Sciency Words is an ongoing series here on Sci-Fi Ideas celebrating the rich and colorful world of science and science-related vocabulary. For today’s special Alien August edition of Sciency Words, we turn our attention to the term:
Last week we met the extremophiles: organisms that not only can survive under the harshest of conditions but actually thrive in them. Some live in acid. Some prefer boiling water. Some even live in highly radioactive environments. But are any organisms “extreme” enough to survive in space?
Yes, as it turns out. Most notably: tardigrades (a.k.a. “water bears”). These tiny critters enter a state of suspended animation when exposed to the vacuum of space. Tardigrades don’t exactly thrive like this, so they’re generally not considered extremophiles, but their ability to survive in space is still impressive.
A cute little tardigrade virtually begging you to tickle its tummy.
Meanwhile, several species of bacteria apparently grow better in zero gravity than they do here on Earth, and it’s estimated that bacterial spores can remain viable for millions of years in space so long as they’re shielded from direct sunlight.
All this begs the question: why would terrestrial organisms develop the ability to survive in space… unless at some point in their evolutionary history, their ancestors came from space?
This brings us to the scientific hypothesis of panspermia, which loosely translates from Greek as “all seeds” or “seeds everywhere.” According to panspermia, life – in the form of bacterial spores, tardigrades, or whatever – spreads promiscuously through space, hopping from planet to planet, hitching rides on meteorites and comets.
A meteorite from Mars, like the controversial ALH84001 meteorite, could have delivered the first seeds of life to Earth; or perhaps a similar meteorite brought the seeds of life from Earth to Mars. Or maybe these seeds were planted all over the Solar System and originated somewhere else entirely.

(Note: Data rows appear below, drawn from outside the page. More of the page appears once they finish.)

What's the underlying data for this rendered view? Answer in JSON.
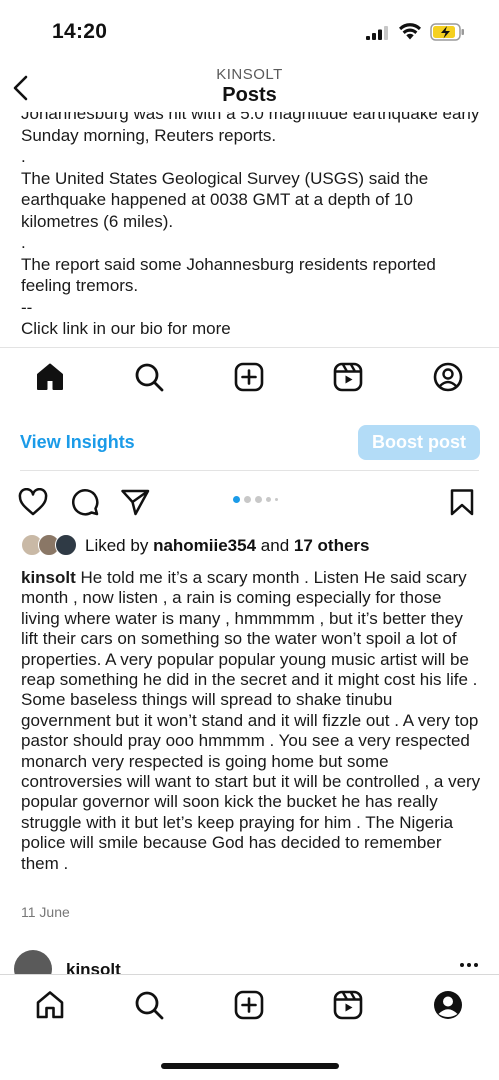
{
  "status_bar": {
    "time": "14:20"
  },
  "header": {
    "account": "KINSOLT",
    "title": "Posts"
  },
  "article": {
    "paragraphs": [
      "Johannesburg was hit with a 5.0 magnitude earthquake early Sunday morning, Reuters reports.",
      ".",
      "The United States Geological Survey (USGS) said the earthquake happened at 0038 GMT at a depth of 10 kilometres (6 miles).",
      ".",
      "The report said some Johannesburg residents reported feeling tremors.",
      "--",
      "Click link in our bio for more"
    ]
  },
  "insights": {
    "view_label": "View Insights",
    "boost_label": "Boost post"
  },
  "carousel": {
    "total": 5,
    "active_index": 0
  },
  "likes": {
    "prefix": "Liked by",
    "user": "nahomiie354",
    "connector": "and",
    "others": "17 others"
  },
  "caption": {
    "username": "kinsolt",
    "text": "He told me it’s a scary month .  Listen He said scary month , now listen , a rain is coming especially for those living where water is many , hmmmmm , but it’s better they lift their cars on something so the water won’t spoil a lot of properties.  A very popular popular young music artist will be reap something he did in the secret and it might cost his life .  Some baseless things will spread to shake tinubu government but it won’t stand and it will fizzle out .  A very top pastor should pray ooo hmmmm .  You see a very respected monarch very respected is going home but some controversies will want to start but it will be controlled ,  a very popular governor will soon kick the bucket he has really struggle with it but let’s keep praying for him .  The Nigeria police will smile because God has decided to remember them ."
  },
  "post_date": "11 June",
  "next_post": {
    "username": "kinsolt"
  },
  "colors": {
    "accent": "#1b9be8",
    "boost_bg": "#b3dcf7",
    "battery": "#f5d020"
  },
  "icons": {
    "top_tabs": [
      "home-filled-icon",
      "search-icon",
      "create-icon",
      "reels-icon",
      "profile-icon"
    ],
    "actions": [
      "heart-icon",
      "comment-icon",
      "share-icon",
      "bookmark-icon"
    ],
    "bottom_tabs": [
      "home-outline-icon",
      "search-icon",
      "create-icon",
      "reels-icon",
      "profile-filled-icon"
    ]
  }
}
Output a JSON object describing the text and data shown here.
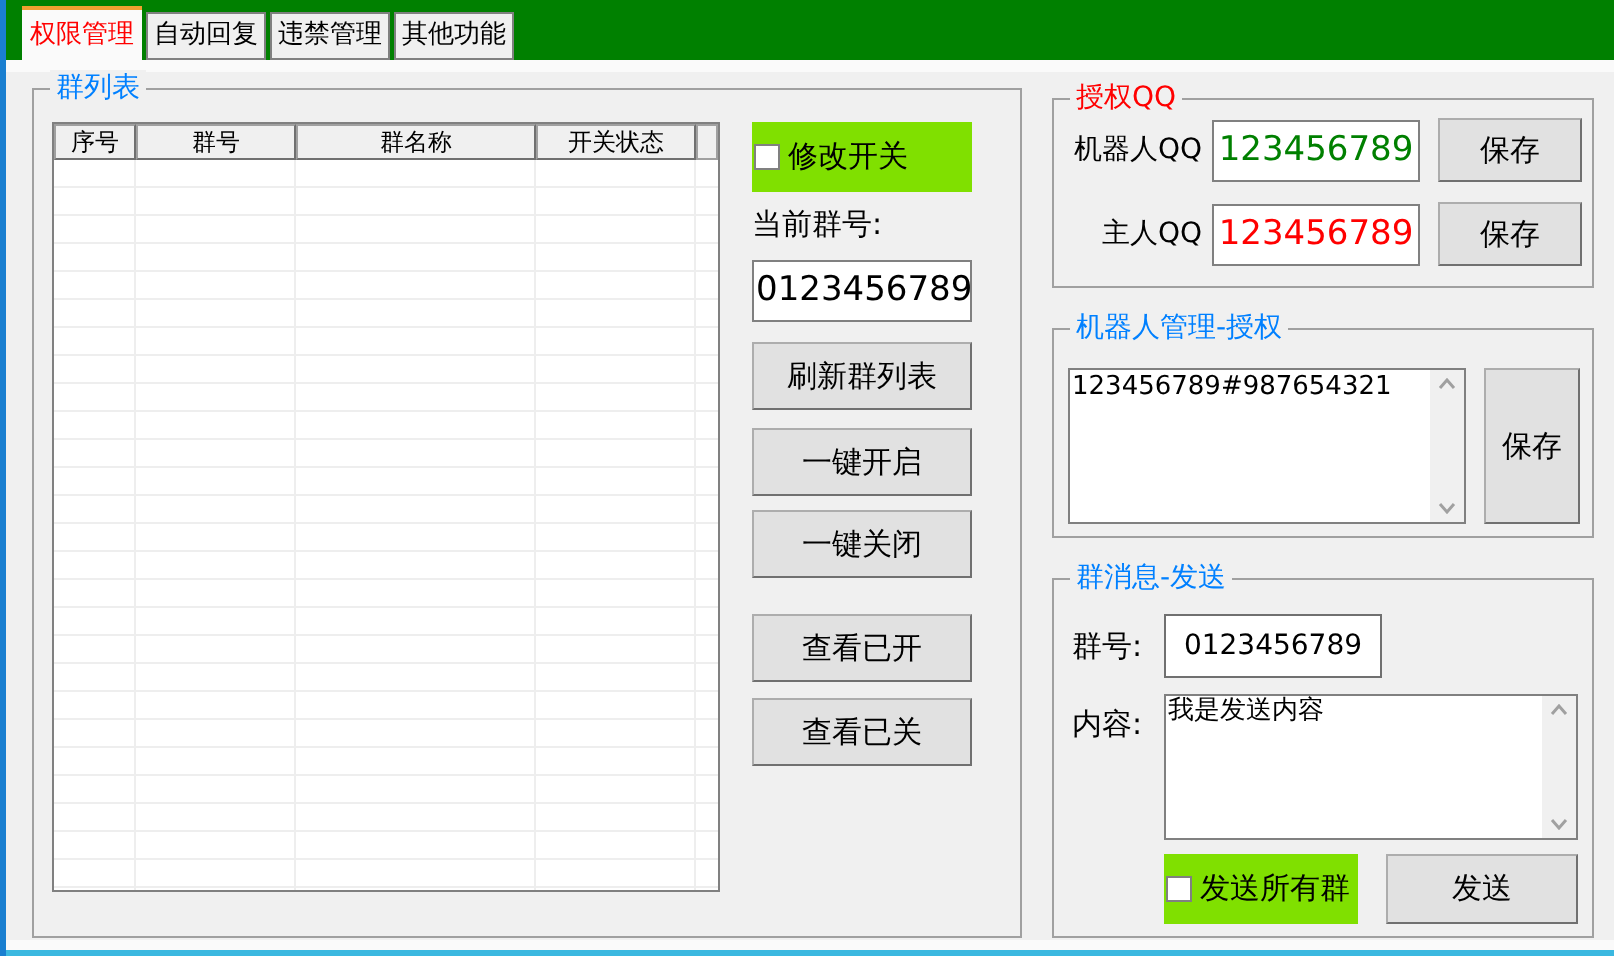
{
  "tabs": [
    {
      "label": "权限管理",
      "selected": true
    },
    {
      "label": "自动回复",
      "selected": false
    },
    {
      "label": "违禁管理",
      "selected": false
    },
    {
      "label": "其他功能",
      "selected": false
    }
  ],
  "group_list": {
    "title": "群列表",
    "table": {
      "columns": [
        "序号",
        "群号",
        "群名称",
        "开关状态"
      ]
    },
    "edit_switch": {
      "label": "修改开关",
      "checked": false
    },
    "current_group_label": "当前群号:",
    "current_group": "0123456789",
    "buttons": [
      "刷新群列表",
      "一键开启",
      "一键关闭",
      "查看已开",
      "查看已关"
    ]
  },
  "auth_qq": {
    "title": "授权QQ",
    "rows": [
      {
        "label": "机器人QQ",
        "value": "123456789",
        "color": "#008000",
        "button": "保存"
      },
      {
        "label": "主人QQ",
        "value": "123456789",
        "color": "#ff0000",
        "button": "保存"
      }
    ]
  },
  "robot_auth": {
    "title": "机器人管理-授权",
    "content": "123456789#987654321",
    "button": "保存"
  },
  "group_message": {
    "title": "群消息-发送",
    "group_label": "群号:",
    "group_value": "0123456789",
    "content_label": "内容:",
    "content": "我是发送内容",
    "send_all": {
      "label": "发送所有群",
      "checked": false
    },
    "send_button": "发送"
  }
}
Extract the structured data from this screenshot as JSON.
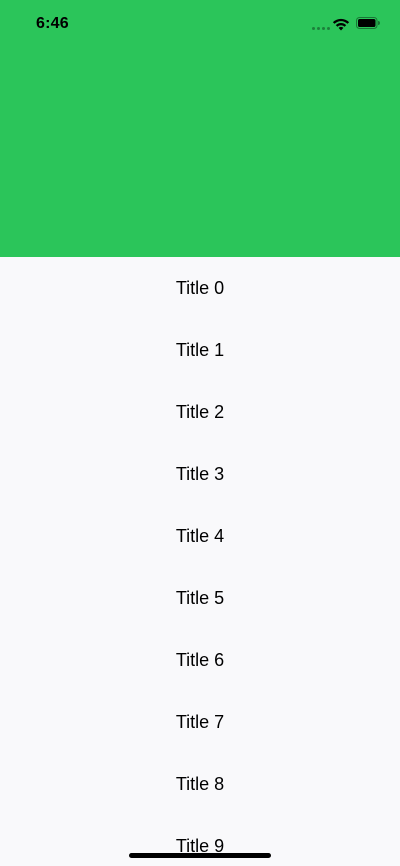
{
  "status_bar": {
    "time": "6:46"
  },
  "header": {
    "color": "#2bc55a"
  },
  "list": {
    "items": [
      {
        "title": "Title 0"
      },
      {
        "title": "Title 1"
      },
      {
        "title": "Title 2"
      },
      {
        "title": "Title 3"
      },
      {
        "title": "Title 4"
      },
      {
        "title": "Title 5"
      },
      {
        "title": "Title 6"
      },
      {
        "title": "Title 7"
      },
      {
        "title": "Title 8"
      },
      {
        "title": "Title 9"
      }
    ]
  },
  "icons": {
    "signal": "signal-icon",
    "wifi": "wifi-icon",
    "battery": "battery-icon"
  }
}
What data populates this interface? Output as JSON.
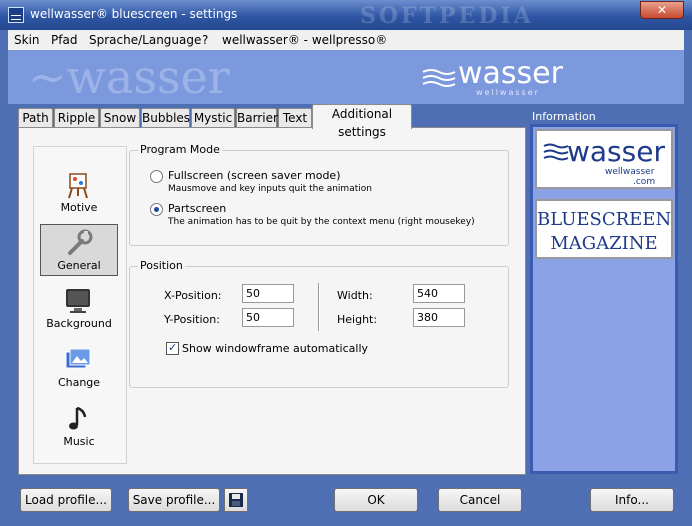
{
  "window": {
    "title": "wellwasser® bluescreen - settings",
    "close_label": "✕"
  },
  "menu": {
    "items": [
      "Skin",
      "Pfad",
      "Sprache/Language",
      "?",
      "wellwasser® - wellpresso®"
    ]
  },
  "banner": {
    "brand": "wasser",
    "brand_sub": "wellwasser"
  },
  "tabs": [
    {
      "label": "Path"
    },
    {
      "label": "Ripple"
    },
    {
      "label": "Snow"
    },
    {
      "label": "Bubbles"
    },
    {
      "label": "Mystic"
    },
    {
      "label": "Barrier"
    },
    {
      "label": "Text"
    },
    {
      "label": "Additional settings",
      "active": true
    }
  ],
  "sidebar": {
    "items": [
      {
        "label": "Motive",
        "icon": "easel-icon"
      },
      {
        "label": "General",
        "icon": "wrench-icon",
        "active": true
      },
      {
        "label": "Background",
        "icon": "monitor-icon"
      },
      {
        "label": "Change",
        "icon": "photo-icon"
      },
      {
        "label": "Music",
        "icon": "music-note-icon"
      }
    ]
  },
  "program_mode": {
    "legend": "Program Mode",
    "options": [
      {
        "label": "Fullscreen (screen saver mode)",
        "hint": "Mausmove and key inputs quit the animation",
        "selected": false
      },
      {
        "label": "Partscreen",
        "hint": "The animation has to be quit by the context menu (right mousekey)",
        "selected": true
      }
    ]
  },
  "position": {
    "legend": "Position",
    "x_label": "X-Position:",
    "x_value": "50",
    "y_label": "Y-Position:",
    "y_value": "50",
    "w_label": "Width:",
    "w_value": "540",
    "h_label": "Height:",
    "h_value": "380",
    "checkbox_label": "Show windowframe automatically",
    "checkbox_checked": true
  },
  "info": {
    "label": "Information",
    "card1_brand": "wasser",
    "card1_sub": "wellwasser",
    "card1_com": ".com",
    "card2_line1": "BLUESCREEN",
    "card2_line2": "MAGAZINE"
  },
  "buttons": {
    "load": "Load profile...",
    "save": "Save profile...",
    "ok": "OK",
    "cancel": "Cancel",
    "info": "Info..."
  },
  "colors": {
    "accent": "#2f56a5",
    "panel": "#7d99de",
    "frame": "#4e6fb4"
  }
}
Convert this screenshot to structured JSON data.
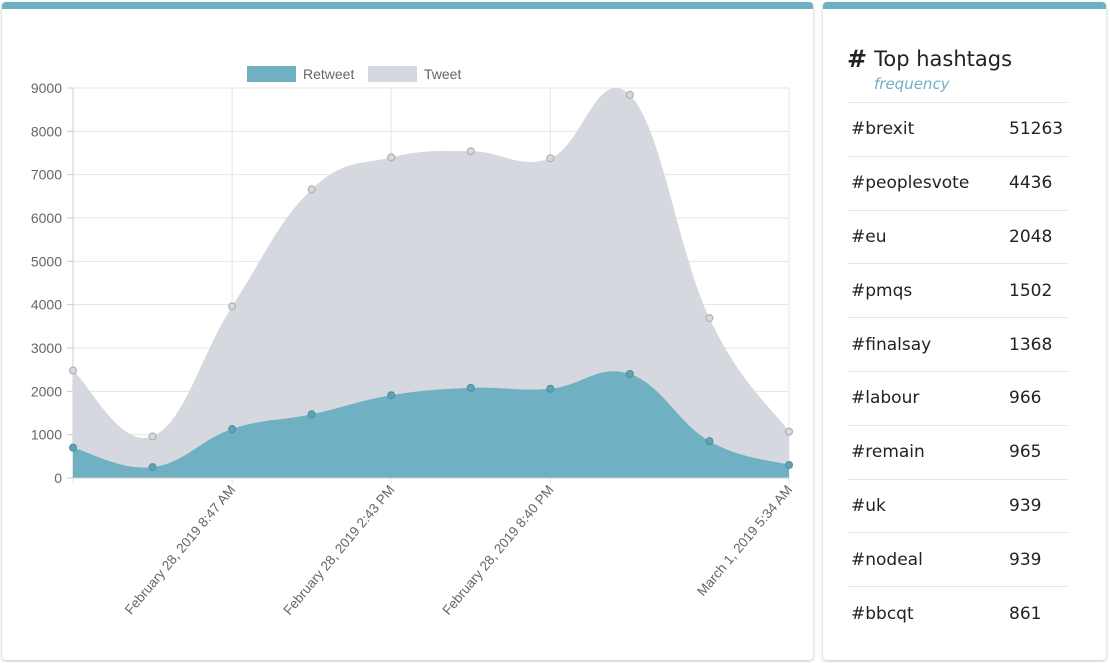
{
  "chart_data": {
    "type": "area",
    "x": [
      "",
      "",
      "February 28, 2019 8:47 AM",
      "",
      "February 28, 2019 2:43 PM",
      "",
      "February 28, 2019 8:40 PM",
      "",
      "",
      "March 1, 2019 5:34 AM"
    ],
    "series": [
      {
        "name": "Retweet",
        "values": [
          700,
          250,
          1130,
          1470,
          1910,
          2080,
          2060,
          2400,
          850,
          300
        ],
        "color": "#6fb1c3"
      },
      {
        "name": "Tweet",
        "values": [
          2480,
          960,
          3960,
          6660,
          7400,
          7540,
          7380,
          8840,
          3690,
          1070
        ],
        "color": "#d6d8df"
      }
    ],
    "ylim": [
      0,
      9000
    ],
    "y_ticks": [
      "0",
      "1000",
      "2000",
      "3000",
      "4000",
      "5000",
      "6000",
      "7000",
      "8000",
      "9000"
    ],
    "grid": true,
    "legend_position": "top-center",
    "xlabel": "",
    "ylabel": ""
  },
  "hashtags": {
    "icon": "hashtag-icon",
    "title": "Top hashtags",
    "subtitle": "frequency",
    "items": [
      {
        "tag": "#brexit",
        "count": "51263"
      },
      {
        "tag": "#peoplesvote",
        "count": "4436"
      },
      {
        "tag": "#eu",
        "count": "2048"
      },
      {
        "tag": "#pmqs",
        "count": "1502"
      },
      {
        "tag": "#finalsay",
        "count": "1368"
      },
      {
        "tag": "#labour",
        "count": "966"
      },
      {
        "tag": "#remain",
        "count": "965"
      },
      {
        "tag": "#uk",
        "count": "939"
      },
      {
        "tag": "#nodeal",
        "count": "939"
      },
      {
        "tag": "#bbcqt",
        "count": "861"
      }
    ]
  },
  "colors": {
    "accent": "#6fb1c3",
    "tweet": "#d6d8df"
  }
}
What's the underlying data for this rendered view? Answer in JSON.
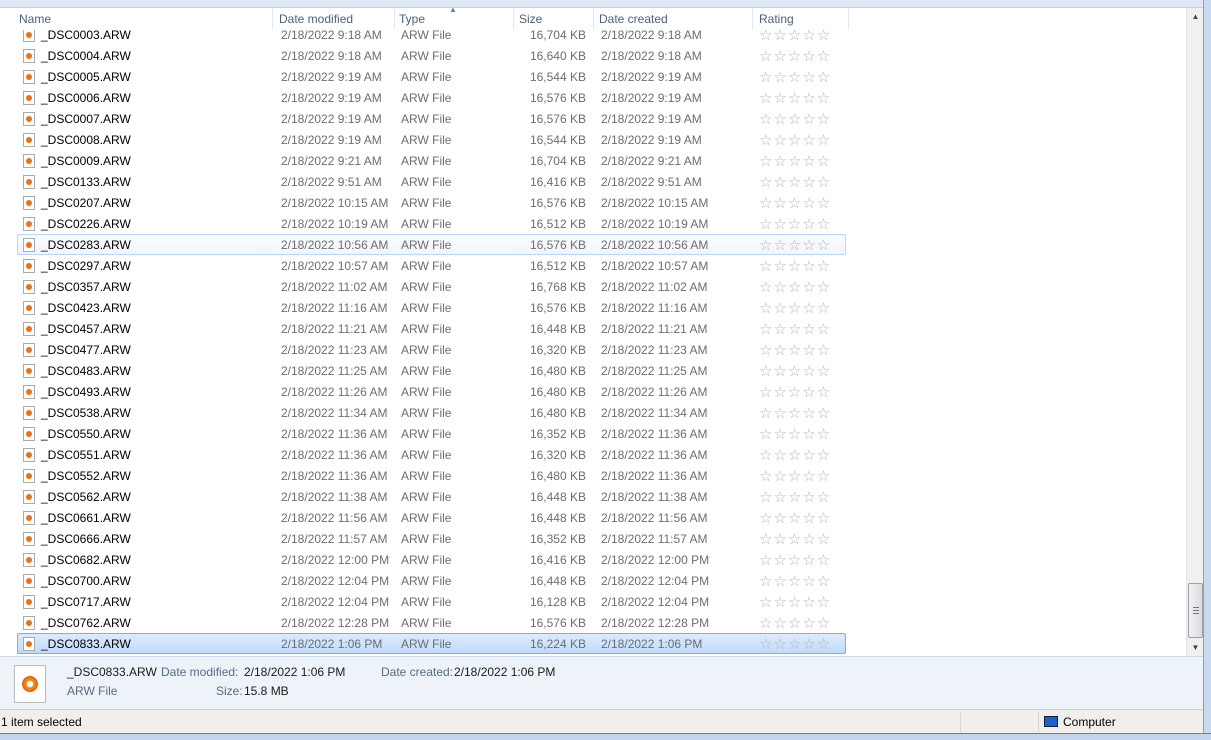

It’s worth mentioning that the earliest evidence of life on Earth coincides with an event called the Early Heavy Bombardment, during which Mercury, Venus, Earth, and Mars all got pummeled by asteroids and comets from the outer Solar System.
Obviously panspermia remains highly speculative, but if we ever do find life elsewhere in the Solar System and if that life bears eerie genetic similarities to life on Earth, that would be compelling evidence in panspermia’s favor. It could also mean that as humanity seeks out new life and new civilizations, boldly going where no man has gone before, we may find out that we share a common ancestor with the aliens we meet.
Panspermia: A Promising Field of Research from the 2010 Astrobiology Science Conference.
Tiny Animals Survive Exposure to Space from ESA.
Bacteria in Space! from Scientific American.
The Continuing Controversy of the Mars Meteorite from Astrobiology Magazine.
Earth and Mars Could Share a Life History from Mars Daily.
Article by James Pailly. Check out James’ blog for more great science articles.